We’ll see how this spring season perform specially with confirmation in the report by Globe & Mail……go get some popcorn.


#25 Brent on 04.19.08 at 8:35 pm

For your amusement…..

Houston for $400,000

Fort Mac for $435,000

#26 Another Albertan on 04.20.08 at 1:45 am

On Sunday, I’m going to be about 20 miles away from that Houston listing.

Interestingly, there are a number of communities around Houston that were developed by Newland – a company that had its genesis in Genstar/Imasco here in Canada in the early 80s.

In the last number of years leading to the US run-up of prices, Newland had significant dealings (hundreds of millions of $$$) with CalPERS (California Public Employees’ Retirement System, a pension fund) and an affiliate of AIG (American International Group, one of the world’s largest insurance companies), amongst others.

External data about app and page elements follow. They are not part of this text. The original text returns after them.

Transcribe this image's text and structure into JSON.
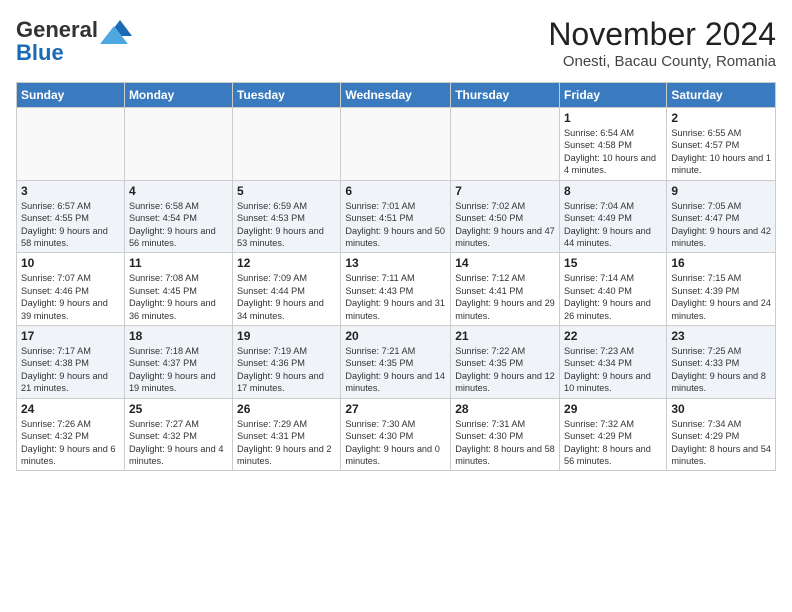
{
  "logo": {
    "general": "General",
    "blue": "Blue"
  },
  "title": "November 2024",
  "location": "Onesti, Bacau County, Romania",
  "headers": [
    "Sunday",
    "Monday",
    "Tuesday",
    "Wednesday",
    "Thursday",
    "Friday",
    "Saturday"
  ],
  "weeks": [
    [
      {
        "day": "",
        "info": ""
      },
      {
        "day": "",
        "info": ""
      },
      {
        "day": "",
        "info": ""
      },
      {
        "day": "",
        "info": ""
      },
      {
        "day": "",
        "info": ""
      },
      {
        "day": "1",
        "info": "Sunrise: 6:54 AM\nSunset: 4:58 PM\nDaylight: 10 hours and 4 minutes."
      },
      {
        "day": "2",
        "info": "Sunrise: 6:55 AM\nSunset: 4:57 PM\nDaylight: 10 hours and 1 minute."
      }
    ],
    [
      {
        "day": "3",
        "info": "Sunrise: 6:57 AM\nSunset: 4:55 PM\nDaylight: 9 hours and 58 minutes."
      },
      {
        "day": "4",
        "info": "Sunrise: 6:58 AM\nSunset: 4:54 PM\nDaylight: 9 hours and 56 minutes."
      },
      {
        "day": "5",
        "info": "Sunrise: 6:59 AM\nSunset: 4:53 PM\nDaylight: 9 hours and 53 minutes."
      },
      {
        "day": "6",
        "info": "Sunrise: 7:01 AM\nSunset: 4:51 PM\nDaylight: 9 hours and 50 minutes."
      },
      {
        "day": "7",
        "info": "Sunrise: 7:02 AM\nSunset: 4:50 PM\nDaylight: 9 hours and 47 minutes."
      },
      {
        "day": "8",
        "info": "Sunrise: 7:04 AM\nSunset: 4:49 PM\nDaylight: 9 hours and 44 minutes."
      },
      {
        "day": "9",
        "info": "Sunrise: 7:05 AM\nSunset: 4:47 PM\nDaylight: 9 hours and 42 minutes."
      }
    ],
    [
      {
        "day": "10",
        "info": "Sunrise: 7:07 AM\nSunset: 4:46 PM\nDaylight: 9 hours and 39 minutes."
      },
      {
        "day": "11",
        "info": "Sunrise: 7:08 AM\nSunset: 4:45 PM\nDaylight: 9 hours and 36 minutes."
      },
      {
        "day": "12",
        "info": "Sunrise: 7:09 AM\nSunset: 4:44 PM\nDaylight: 9 hours and 34 minutes."
      },
      {
        "day": "13",
        "info": "Sunrise: 7:11 AM\nSunset: 4:43 PM\nDaylight: 9 hours and 31 minutes."
      },
      {
        "day": "14",
        "info": "Sunrise: 7:12 AM\nSunset: 4:41 PM\nDaylight: 9 hours and 29 minutes."
      },
      {
        "day": "15",
        "info": "Sunrise: 7:14 AM\nSunset: 4:40 PM\nDaylight: 9 hours and 26 minutes."
      },
      {
        "day": "16",
        "info": "Sunrise: 7:15 AM\nSunset: 4:39 PM\nDaylight: 9 hours and 24 minutes."
      }
    ],
    [
      {
        "day": "17",
        "info": "Sunrise: 7:17 AM\nSunset: 4:38 PM\nDaylight: 9 hours and 21 minutes."
      },
      {
        "day": "18",
        "info": "Sunrise: 7:18 AM\nSunset: 4:37 PM\nDaylight: 9 hours and 19 minutes."
      },
      {
        "day": "19",
        "info": "Sunrise: 7:19 AM\nSunset: 4:36 PM\nDaylight: 9 hours and 17 minutes."
      },
      {
        "day": "20",
        "info": "Sunrise: 7:21 AM\nSunset: 4:35 PM\nDaylight: 9 hours and 14 minutes."
      },
      {
        "day": "21",
        "info": "Sunrise: 7:22 AM\nSunset: 4:35 PM\nDaylight: 9 hours and 12 minutes."
      },
      {
        "day": "22",
        "info": "Sunrise: 7:23 AM\nSunset: 4:34 PM\nDaylight: 9 hours and 10 minutes."
      },
      {
        "day": "23",
        "info": "Sunrise: 7:25 AM\nSunset: 4:33 PM\nDaylight: 9 hours and 8 minutes."
      }
    ],
    [
      {
        "day": "24",
        "info": "Sunrise: 7:26 AM\nSunset: 4:32 PM\nDaylight: 9 hours and 6 minutes."
      },
      {
        "day": "25",
        "info": "Sunrise: 7:27 AM\nSunset: 4:32 PM\nDaylight: 9 hours and 4 minutes."
      },
      {
        "day": "26",
        "info": "Sunrise: 7:29 AM\nSunset: 4:31 PM\nDaylight: 9 hours and 2 minutes."
      },
      {
        "day": "27",
        "info": "Sunrise: 7:30 AM\nSunset: 4:30 PM\nDaylight: 9 hours and 0 minutes."
      },
      {
        "day": "28",
        "info": "Sunrise: 7:31 AM\nSunset: 4:30 PM\nDaylight: 8 hours and 58 minutes."
      },
      {
        "day": "29",
        "info": "Sunrise: 7:32 AM\nSunset: 4:29 PM\nDaylight: 8 hours and 56 minutes."
      },
      {
        "day": "30",
        "info": "Sunrise: 7:34 AM\nSunset: 4:29 PM\nDaylight: 8 hours and 54 minutes."
      }
    ]
  ]
}
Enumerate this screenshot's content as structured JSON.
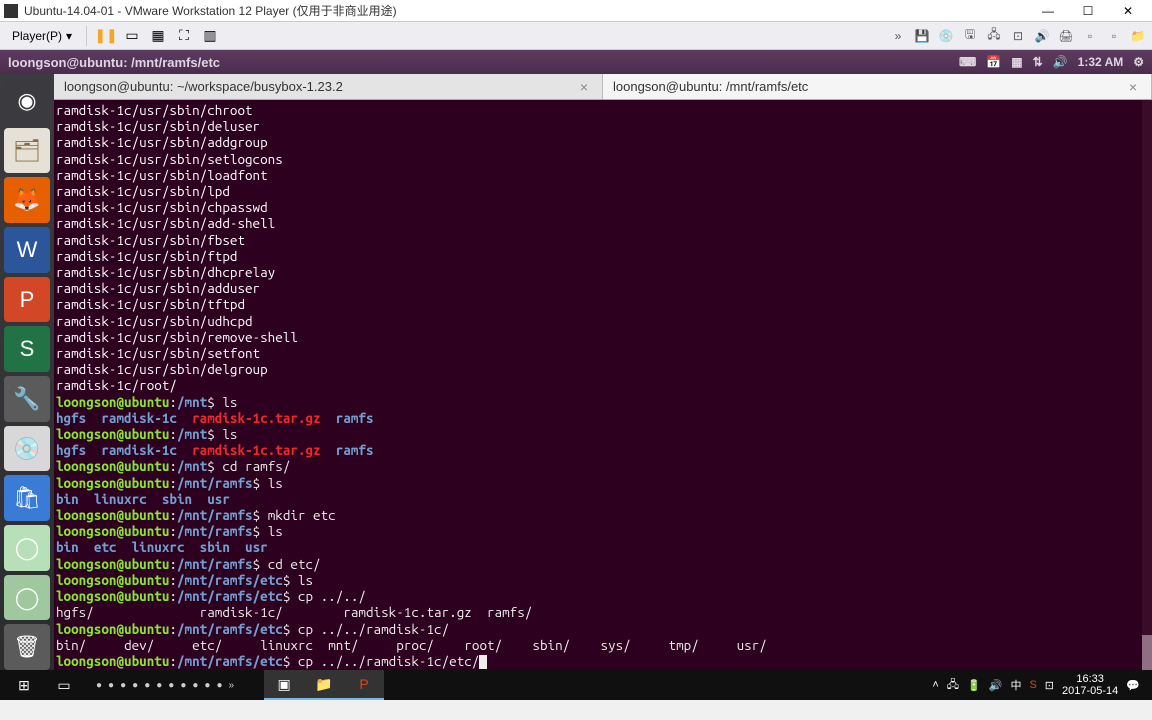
{
  "vmware": {
    "title": "Ubuntu-14.04-01 - VMware Workstation 12 Player (仅用于非商业用途)",
    "player_menu": "Player(P)"
  },
  "ubuntu_panel": {
    "title": "loongson@ubuntu: /mnt/ramfs/etc",
    "time": "1:32 AM"
  },
  "tabs": [
    {
      "label": "loongson@ubuntu: ~/workspace/busybox-1.23.2",
      "active": false
    },
    {
      "label": "loongson@ubuntu: /mnt/ramfs/etc",
      "active": true
    }
  ],
  "terminal": {
    "scroll_lines": [
      "ramdisk-1c/usr/sbin/chroot",
      "ramdisk-1c/usr/sbin/deluser",
      "ramdisk-1c/usr/sbin/addgroup",
      "ramdisk-1c/usr/sbin/setlogcons",
      "ramdisk-1c/usr/sbin/loadfont",
      "ramdisk-1c/usr/sbin/lpd",
      "ramdisk-1c/usr/sbin/chpasswd",
      "ramdisk-1c/usr/sbin/add-shell",
      "ramdisk-1c/usr/sbin/fbset",
      "ramdisk-1c/usr/sbin/ftpd",
      "ramdisk-1c/usr/sbin/dhcprelay",
      "ramdisk-1c/usr/sbin/adduser",
      "ramdisk-1c/usr/sbin/tftpd",
      "ramdisk-1c/usr/sbin/udhcpd",
      "ramdisk-1c/usr/sbin/remove-shell",
      "ramdisk-1c/usr/sbin/setfont",
      "ramdisk-1c/usr/sbin/delgroup",
      "ramdisk-1c/root/"
    ],
    "prompt_user": "loongson@ubuntu",
    "p_mnt": ":/mnt",
    "p_ramfs": ":/mnt/ramfs",
    "p_etc": ":/mnt/ramfs/etc",
    "cmd_ls": "$ ls",
    "cmd_cd_ramfs": "$ cd ramfs/",
    "cmd_mkdir": "$ mkdir etc",
    "cmd_cd_etc": "$ cd etc/",
    "cmd_cp1": "$ cp ../../",
    "cmd_cp2": "$ cp ../../ramdisk-1c/",
    "cmd_cp3": "$ cp ../../ramdisk-1c/etc/",
    "ls_mnt_hgfs": "hgfs",
    "ls_mnt_ramdisk": "ramdisk-1c",
    "ls_mnt_targz": "ramdisk-1c.tar.gz",
    "ls_mnt_ramfs": "ramfs",
    "ls_ramfs1_bin": "bin",
    "ls_ramfs1_linuxrc": "linuxrc",
    "ls_ramfs1_sbin": "sbin",
    "ls_ramfs1_usr": "usr",
    "ls_ramfs2_bin": "bin",
    "ls_ramfs2_etc": "etc",
    "ls_ramfs2_linuxrc": "linuxrc",
    "ls_ramfs2_sbin": "sbin",
    "ls_ramfs2_usr": "usr",
    "tab1_hgfs": "hgfs/",
    "tab1_ramdisk": "ramdisk-1c/",
    "tab1_targz": "ramdisk-1c.tar.gz",
    "tab1_ramfs": "ramfs/",
    "tab2_bin": "bin/",
    "tab2_dev": "dev/",
    "tab2_etc": "etc/",
    "tab2_linuxrc": "linuxrc",
    "tab2_mnt": "mnt/",
    "tab2_proc": "proc/",
    "tab2_root": "root/",
    "tab2_sbin": "sbin/",
    "tab2_sys": "sys/",
    "tab2_tmp": "tmp/",
    "tab2_usr": "usr/"
  },
  "launcher": {
    "items": [
      "search",
      "files",
      "firefox",
      "word",
      "ppt",
      "excel",
      "vm",
      "disk",
      "uk",
      "app1",
      "app2",
      "trash"
    ]
  },
  "taskbar": {
    "ime": "中",
    "time": "16:33",
    "date": "2017-05-14"
  }
}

My point is that if you do some sleuthing, you can start to see the very interconnected web of organizations who have a vested interest in seeing the real estate party continue. When the wheels start to grind to a halt, it isn’t just homeowners that are affected. The cascaded effects keep knocking dominoes over all down the line.

#27 Dom-GTA on 04.22.08 at 8:28 pm

Wow Brent, I am blown away by the comparison. I can’t believe the crap they are selling in Ft McM.

Absolutely insane, but of course it is justified right?!?!?

All I can say is this is unbelievable…